What to work on: Copy each line in the data that includes the word "tech".

================

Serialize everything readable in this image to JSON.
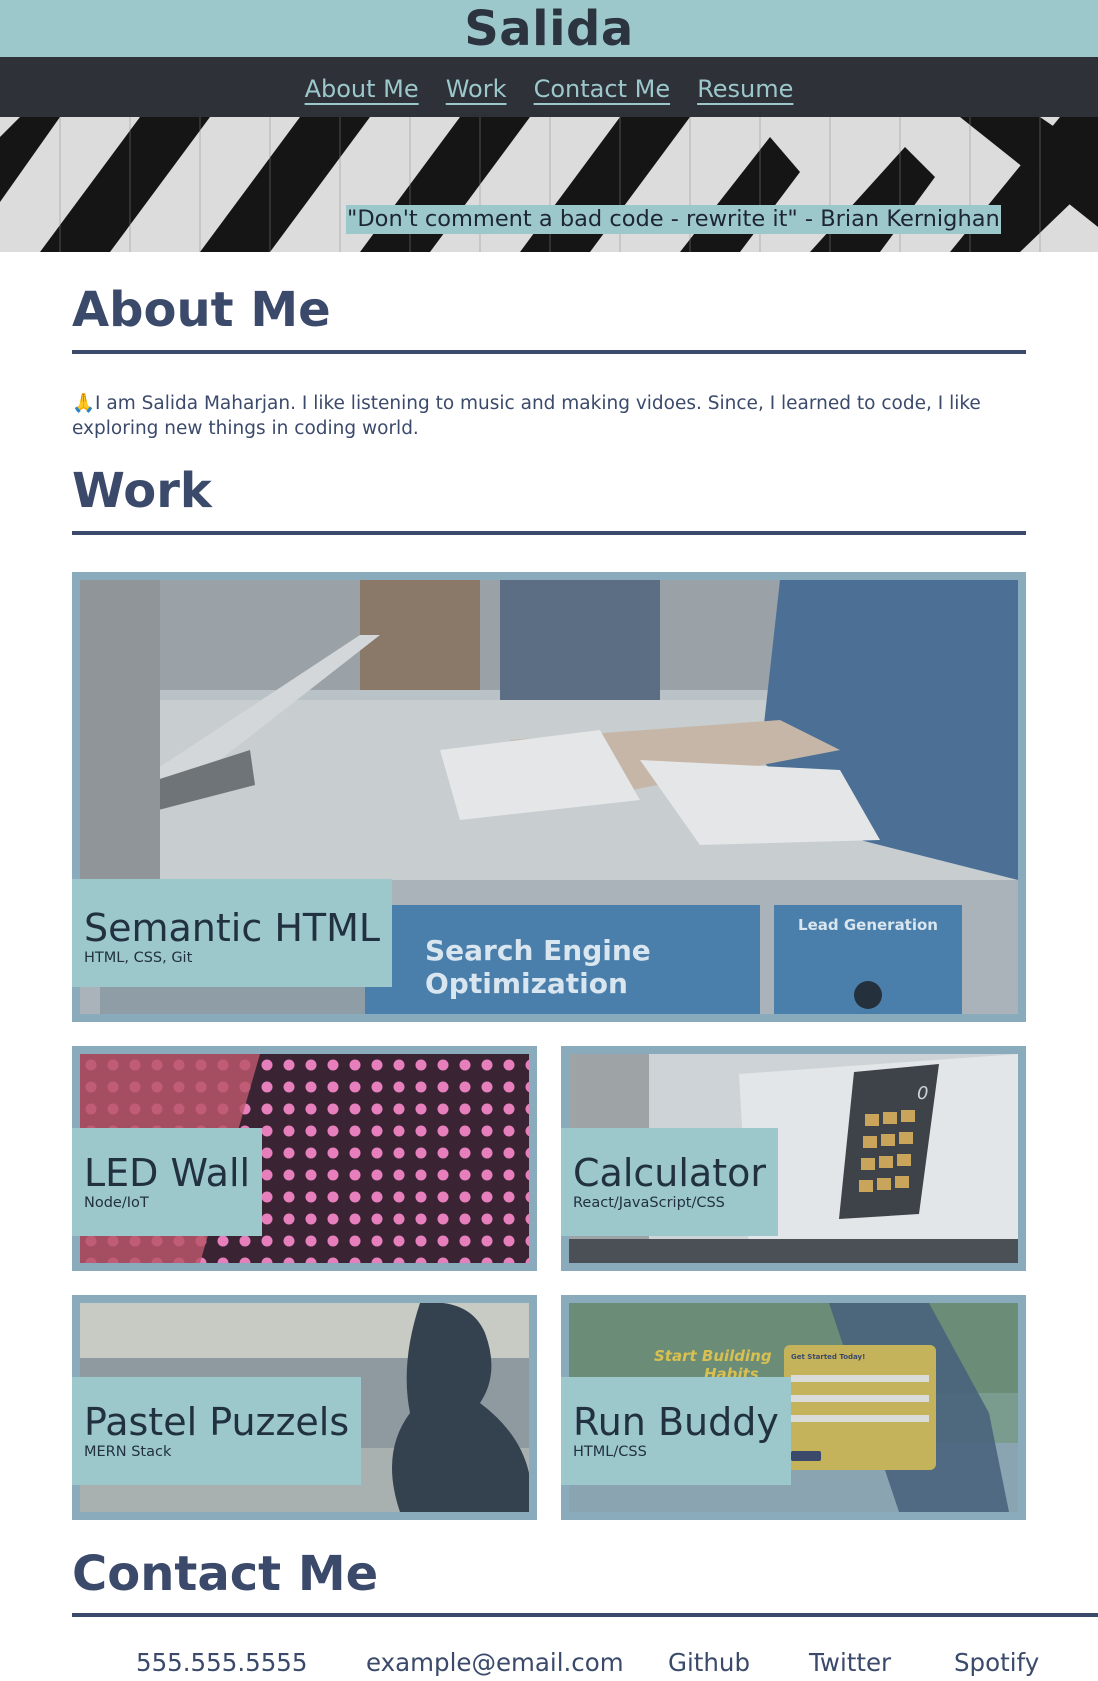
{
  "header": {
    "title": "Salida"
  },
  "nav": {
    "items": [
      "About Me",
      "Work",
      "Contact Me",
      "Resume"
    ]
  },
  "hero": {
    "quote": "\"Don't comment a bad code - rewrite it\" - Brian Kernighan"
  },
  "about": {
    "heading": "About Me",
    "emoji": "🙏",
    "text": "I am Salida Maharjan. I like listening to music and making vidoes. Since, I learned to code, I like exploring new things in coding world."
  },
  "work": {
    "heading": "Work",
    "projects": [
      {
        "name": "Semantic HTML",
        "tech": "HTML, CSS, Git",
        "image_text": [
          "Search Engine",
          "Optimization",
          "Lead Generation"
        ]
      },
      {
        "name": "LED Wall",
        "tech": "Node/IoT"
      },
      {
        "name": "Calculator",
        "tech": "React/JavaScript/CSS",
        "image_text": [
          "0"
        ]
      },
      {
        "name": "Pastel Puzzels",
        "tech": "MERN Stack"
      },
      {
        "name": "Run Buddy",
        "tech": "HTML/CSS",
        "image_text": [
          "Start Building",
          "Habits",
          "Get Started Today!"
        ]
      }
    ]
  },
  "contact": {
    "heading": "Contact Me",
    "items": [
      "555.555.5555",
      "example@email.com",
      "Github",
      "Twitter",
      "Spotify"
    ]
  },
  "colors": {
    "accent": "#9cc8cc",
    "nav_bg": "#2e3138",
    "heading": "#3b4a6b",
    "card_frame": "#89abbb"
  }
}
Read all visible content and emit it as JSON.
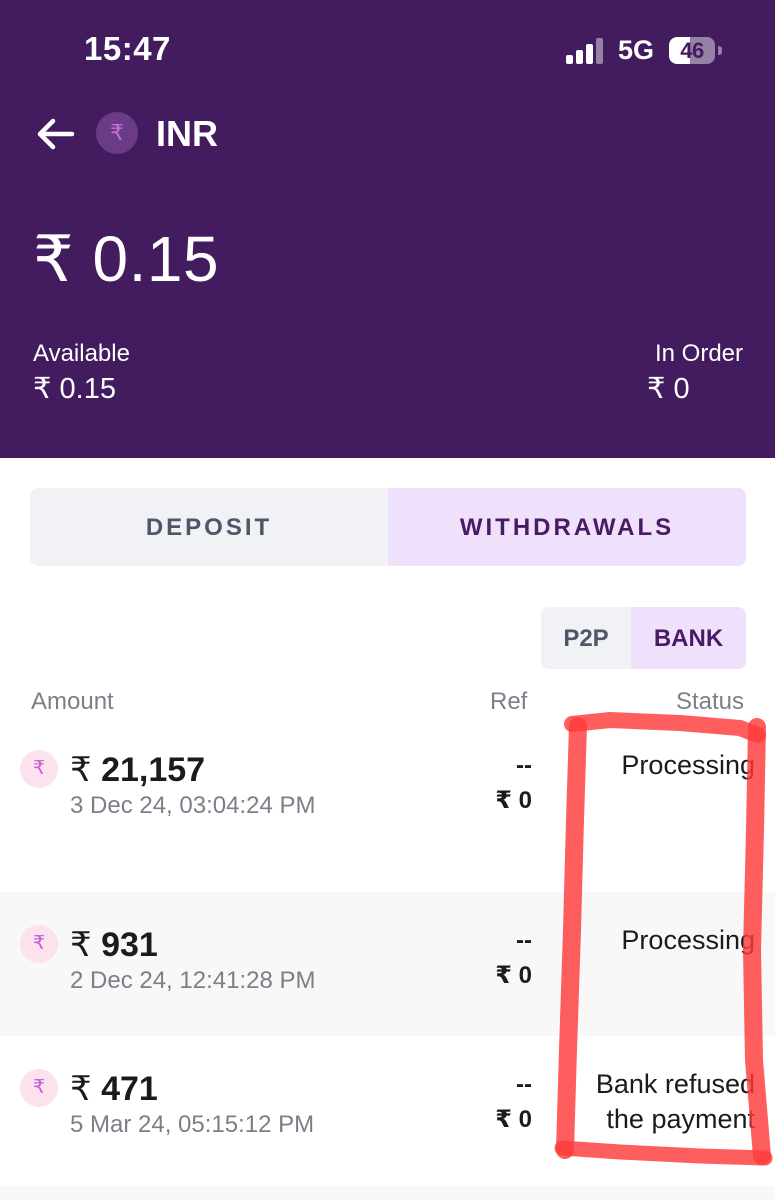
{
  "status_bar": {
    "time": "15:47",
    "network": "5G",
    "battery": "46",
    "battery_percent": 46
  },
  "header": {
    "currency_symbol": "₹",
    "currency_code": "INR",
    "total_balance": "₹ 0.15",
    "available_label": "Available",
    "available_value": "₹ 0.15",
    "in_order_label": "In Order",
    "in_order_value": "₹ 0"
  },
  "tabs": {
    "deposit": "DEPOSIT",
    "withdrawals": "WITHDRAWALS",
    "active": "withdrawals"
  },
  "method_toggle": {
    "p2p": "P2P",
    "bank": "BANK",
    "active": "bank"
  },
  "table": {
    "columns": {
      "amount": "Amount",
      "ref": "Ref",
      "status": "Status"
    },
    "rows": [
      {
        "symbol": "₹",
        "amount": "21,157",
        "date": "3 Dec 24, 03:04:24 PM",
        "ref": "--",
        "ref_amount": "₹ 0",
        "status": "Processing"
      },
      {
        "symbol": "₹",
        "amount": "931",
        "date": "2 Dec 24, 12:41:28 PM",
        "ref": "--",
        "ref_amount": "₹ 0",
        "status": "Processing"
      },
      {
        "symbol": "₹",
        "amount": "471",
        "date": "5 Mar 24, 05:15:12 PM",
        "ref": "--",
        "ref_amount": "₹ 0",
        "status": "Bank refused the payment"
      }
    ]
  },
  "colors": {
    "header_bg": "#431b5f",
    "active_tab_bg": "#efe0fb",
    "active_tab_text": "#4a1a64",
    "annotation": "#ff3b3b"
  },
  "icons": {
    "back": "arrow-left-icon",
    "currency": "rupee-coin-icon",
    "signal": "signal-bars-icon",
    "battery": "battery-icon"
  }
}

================

Output:
        "tech": "HTML, CSS, Git",
        "tech": "Node/IoT"
        "tech": "React/JavaScript/CSS",
        "tech": "MERN Stack"
        "tech": "HTML/CSS",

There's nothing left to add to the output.